I think we're really excited about the ability of these simple tasks to track these complex cognitive changes. It would be a good idea to see if we can track disease progression using these binocular visual tests. Also, can we continue to measure cognitive decline using these tests to see if patients get worse or better using them. In addition, it would be a good idea to run a large-scale feasibility analysis to see if clinicians like using our app, the RAN tasks, and low contrast visual acuity in addition to the cognitive tests they already use.

As someone who’s still in medical school, how does it feel to be at AAN? What are your biggest takeaways?

It's been incredible to be here at ANN. I really appreciate the opportunity to connect with all my future colleagues in the field. The idea of brain health is something that I’m hearing a lot throughout. With this being the new frontier, we hear a lot about cardiac health, heart healthy foods, gut health, probiotics, as well as making brain health more mainstream and getting lay people excited about the research that we're all doing together.

Transcript edited for clarity. Click here for more coverage of AAN 2024.

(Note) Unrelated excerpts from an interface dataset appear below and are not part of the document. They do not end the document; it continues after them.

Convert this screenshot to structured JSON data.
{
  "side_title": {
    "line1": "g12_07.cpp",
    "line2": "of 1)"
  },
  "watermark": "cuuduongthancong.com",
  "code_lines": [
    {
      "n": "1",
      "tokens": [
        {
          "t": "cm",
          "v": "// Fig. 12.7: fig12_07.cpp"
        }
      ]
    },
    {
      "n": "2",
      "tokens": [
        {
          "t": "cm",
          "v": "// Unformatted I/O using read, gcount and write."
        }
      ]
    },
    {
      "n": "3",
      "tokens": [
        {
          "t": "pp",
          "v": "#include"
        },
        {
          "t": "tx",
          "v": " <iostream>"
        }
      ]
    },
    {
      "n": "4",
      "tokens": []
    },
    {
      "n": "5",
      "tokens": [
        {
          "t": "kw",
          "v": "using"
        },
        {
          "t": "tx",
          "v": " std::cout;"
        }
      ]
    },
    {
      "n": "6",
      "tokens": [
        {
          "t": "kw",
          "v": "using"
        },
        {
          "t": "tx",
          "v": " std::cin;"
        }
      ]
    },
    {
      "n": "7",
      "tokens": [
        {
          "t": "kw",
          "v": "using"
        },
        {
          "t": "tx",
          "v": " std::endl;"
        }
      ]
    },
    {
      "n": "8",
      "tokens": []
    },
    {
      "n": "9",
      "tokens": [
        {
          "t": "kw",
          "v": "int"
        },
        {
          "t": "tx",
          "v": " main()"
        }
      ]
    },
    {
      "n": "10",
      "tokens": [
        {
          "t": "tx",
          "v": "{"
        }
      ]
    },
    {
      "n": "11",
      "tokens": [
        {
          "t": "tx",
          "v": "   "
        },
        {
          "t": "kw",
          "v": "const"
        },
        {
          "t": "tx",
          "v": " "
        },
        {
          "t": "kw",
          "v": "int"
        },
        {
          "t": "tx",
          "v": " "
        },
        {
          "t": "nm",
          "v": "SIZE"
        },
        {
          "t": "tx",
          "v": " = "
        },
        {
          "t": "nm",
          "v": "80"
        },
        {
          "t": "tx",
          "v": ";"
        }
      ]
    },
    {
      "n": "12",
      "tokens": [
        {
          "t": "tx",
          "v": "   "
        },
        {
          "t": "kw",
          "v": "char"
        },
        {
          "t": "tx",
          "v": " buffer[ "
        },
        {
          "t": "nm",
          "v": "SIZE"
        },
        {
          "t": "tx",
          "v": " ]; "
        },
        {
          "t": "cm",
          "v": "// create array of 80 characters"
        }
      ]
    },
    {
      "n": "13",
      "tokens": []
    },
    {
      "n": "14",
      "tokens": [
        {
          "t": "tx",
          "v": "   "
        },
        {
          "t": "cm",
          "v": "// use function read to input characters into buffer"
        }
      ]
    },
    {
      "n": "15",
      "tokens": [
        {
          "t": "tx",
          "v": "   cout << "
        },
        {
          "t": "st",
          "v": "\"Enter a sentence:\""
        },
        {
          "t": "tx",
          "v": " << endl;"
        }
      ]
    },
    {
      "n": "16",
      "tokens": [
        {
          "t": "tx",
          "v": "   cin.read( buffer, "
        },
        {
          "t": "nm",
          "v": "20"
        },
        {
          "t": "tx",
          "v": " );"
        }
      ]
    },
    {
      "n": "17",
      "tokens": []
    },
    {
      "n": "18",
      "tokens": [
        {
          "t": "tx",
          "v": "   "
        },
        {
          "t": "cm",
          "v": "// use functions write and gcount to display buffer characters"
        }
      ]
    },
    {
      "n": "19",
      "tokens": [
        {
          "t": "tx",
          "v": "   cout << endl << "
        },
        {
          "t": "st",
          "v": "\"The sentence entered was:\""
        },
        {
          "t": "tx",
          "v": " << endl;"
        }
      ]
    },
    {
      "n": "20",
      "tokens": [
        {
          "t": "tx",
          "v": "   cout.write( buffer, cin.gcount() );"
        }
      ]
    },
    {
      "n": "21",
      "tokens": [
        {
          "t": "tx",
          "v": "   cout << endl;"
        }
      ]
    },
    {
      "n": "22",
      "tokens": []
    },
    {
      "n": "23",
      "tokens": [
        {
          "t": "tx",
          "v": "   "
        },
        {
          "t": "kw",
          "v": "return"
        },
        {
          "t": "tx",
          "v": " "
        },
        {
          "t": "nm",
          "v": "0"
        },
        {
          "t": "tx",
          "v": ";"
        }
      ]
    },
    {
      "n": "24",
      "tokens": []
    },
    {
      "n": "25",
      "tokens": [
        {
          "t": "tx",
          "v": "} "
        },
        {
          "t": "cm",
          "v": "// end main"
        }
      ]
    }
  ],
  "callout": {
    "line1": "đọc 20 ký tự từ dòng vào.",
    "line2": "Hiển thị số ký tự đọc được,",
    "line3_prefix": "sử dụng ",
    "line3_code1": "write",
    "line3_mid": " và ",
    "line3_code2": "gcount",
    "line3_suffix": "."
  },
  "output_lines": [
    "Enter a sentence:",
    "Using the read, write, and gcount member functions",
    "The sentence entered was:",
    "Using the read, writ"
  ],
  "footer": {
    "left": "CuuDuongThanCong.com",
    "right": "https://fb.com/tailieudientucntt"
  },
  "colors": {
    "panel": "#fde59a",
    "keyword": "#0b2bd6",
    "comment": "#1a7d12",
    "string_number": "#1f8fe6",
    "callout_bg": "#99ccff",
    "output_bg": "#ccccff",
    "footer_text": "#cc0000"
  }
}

1. Seidman L, Hyman S, Galetta S, Masurkar A, Balcer L. Binocular visual function testing in an Alzheimer’s disease research cohort: low-contrast letter acuity and rapid automatized naming (RAN) tasks of MULES and SUN. Presented at: 2024 AAN Annual Meeting; April 13-18; Denver, CO. Abstract 005987
Related Videos
Ro'ee Gilron, PhD
Monica Verduzco-Gutierrez, MD
Shahid Nimjee, MD, PhD
Peter J. McAllister, MD, FAAN
Video 6 - "Utilization of Neuroimaging in Alzheimer’s Disease"
Video 5 - "Contribution of Multiple Pathways to the Development of Alzheimer’s Disease"
Michael Levy, MD, PhD
© 2024 MJH Life Sciences

All rights reserved.